  9. Singh, Amar Kaur Jasbir (1988). Himalayan triangle: a historical survey of British India's relations with Tibet, Sikkim, and Bhutan, 1765-1950. British Library. pp. 183, 279, 317. ISBN   9780712306300.
  10. Karlsson, B. G. (2000). Contested belonging: an indigenous people's struggle for forest and identity in sub-Himalayan Bengal. Psychology Press. pp. 70–71. ISBN   0-7007-1179-1.
  11. Kumar, Dharma; Raychaudhuri, Tapan (1987). c.1200 - c.1750. The Cambridge economic history of India. 1. CUP Archive. ISBN   0-521-22692-9.

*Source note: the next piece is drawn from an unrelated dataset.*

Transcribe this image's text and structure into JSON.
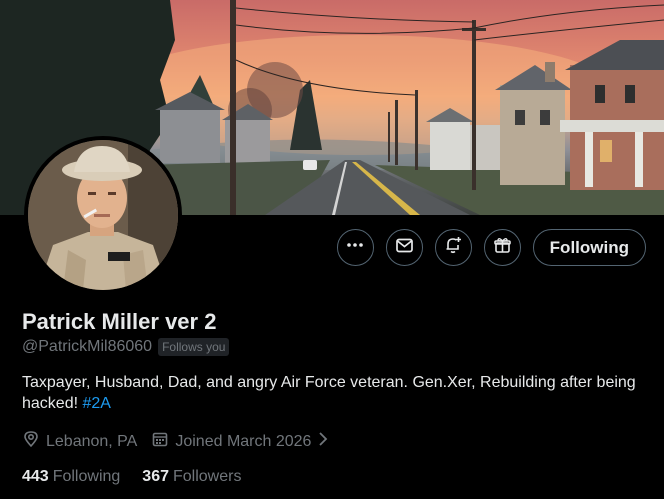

  12. 1 2 3 Sinha, Awadhesh Coomar (2001). Himalayan kingdom Bhutan: tradition, transition, and transformation. Indus Publishing. pp. 25, 183, 215. ISBN   81-7387-119-1.
  13. Kautsky, John (1997). The politics of aristocratic empires. Transaction Publishers. p. 87. ISBN   1-56000-913-6. citing Rose, Leo E (1977). The Politics of Bhutan. Ithaca, New York: Cornell University Press.
  14. 1 2 Worden, Robert L. (1991). Savada, Andrea Matles (ed.). Bhutan: A country study. Federal Research Division. Modernization under Jigme Dorji, 1952–72. PD-icon.svgThis article incorporates text from this source, which is in the public domain.CS1 maint: postscript (link)
  15. Tashi, Tshering (2009-07-20). "A King's Tea Cup". Bhutan Observer online. Retrieved 2011-05-17.
  16. Refugees, United Nations High Commissioner for. "Resettlement of Bhutanese refugees surpasses 100,000 mark". UNHCR. Retrieved 2016-03-14.